As I stated earlier, our members are global leaders. We'll inform our analysis and recommendations based on their feedback.
In summary, advanced biofuels are a key partner in Canada's climate action and clean growth plans. We thank you again for the opportunity to appear today, and I look forward to your questions.
Thank you again.
We can do much better using some of that canola oil instead of exporting it.
We also heard from the canola growers that they were very concerned about the government policies that could make us not competitive anymore. I asked what it was and they said the carbon tax. They also hinted that canola can be grown in other jurisdictions, like the United States. We need to use our technology, and you highlighted world leadership. They highlighted that too.
Ms. Baldwin, thank you for being here. On the carbon tax, the mandate of your association includes influencing public policy, promoting and facilitating careers in agricultural research, but I want to focus on influencing public policy.
If the agricultural industry is concerned about the carbon tax and the impact that it's having on that industry, and are talking about possibly relocating, which would be horrific, more job losses.... Their concern is that they've achieved far beyond the Paris targets—a 20% reduction by 2020. They've reduced their greenhouse footprint, their carbon output, beyond the 2030 target of 30%. They've cut it in half.
They've said the government uses carrots and sticks and what they're using right now is just a stick. Even those who have achieved the goal of reducing their footprint feel they should be exempt from the carbon tax. I think that's reasonable. We heard the same thing from the aviation industry: WestJet, Air Canada and others. They've reduced their carbon output far in excess of what's required by the Paris Agreement.
Do you think it's reasonable that the government keeps whacking with the stick even though you've achieved the target and gone far beyond? Would it be a reasonable policy that you can aim for, and if you achieve that should you then be exempt? It would encourage others to also reduce their carbon footprint. Do you think your association could support that as a policy?
Based on the testimony we have heard today and at other meetings, we can see that people on the ground are taking charge and launching initiatives to reduce our environmental footprint.

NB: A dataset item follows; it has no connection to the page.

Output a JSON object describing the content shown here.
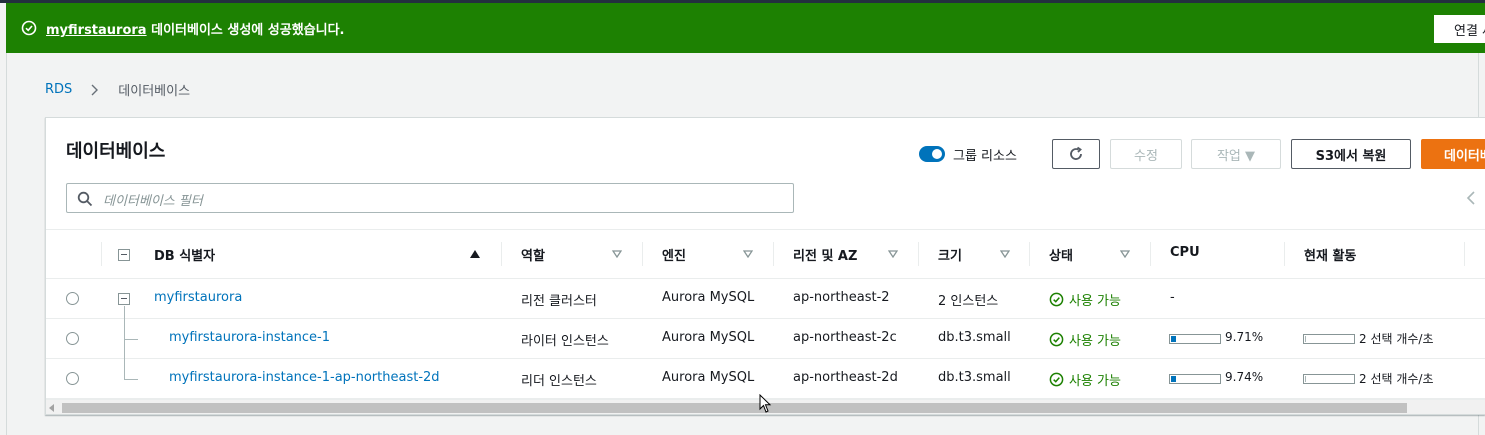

My first question is for you, Ms. Baldwin.
Unfortunately, since I had to go out I couldn't hear your remarks, but you talked about broadband in your responses, which I found interesting.
Given that there are several farmers in my riding, last-mile local broadband access, as it is known in this wonderful broadband world, is very important.
I would like to inform you that the Auditor General recently tabled a report indicating that the current government had committed money to invest, develop and implement the broadband system. However, the Auditor General also told us that the money stayed on the shelf because no programs were ever put in place. I therefore believe the funding is available. Considering the size of the deficits created by this government over the past three years, I'm not so sure a carbon tax is the solution.
You earlier replied to one of my colleagues that you supported the carbon tax on condition that it would be used for farmers.
I would like to hear what you have to say on this because, of course, there is the money, but, as we all know, when a tax is added, it is often not used for the primary purpose it was created for.
I would like to know what you have to say about that, Ms. Baldwin.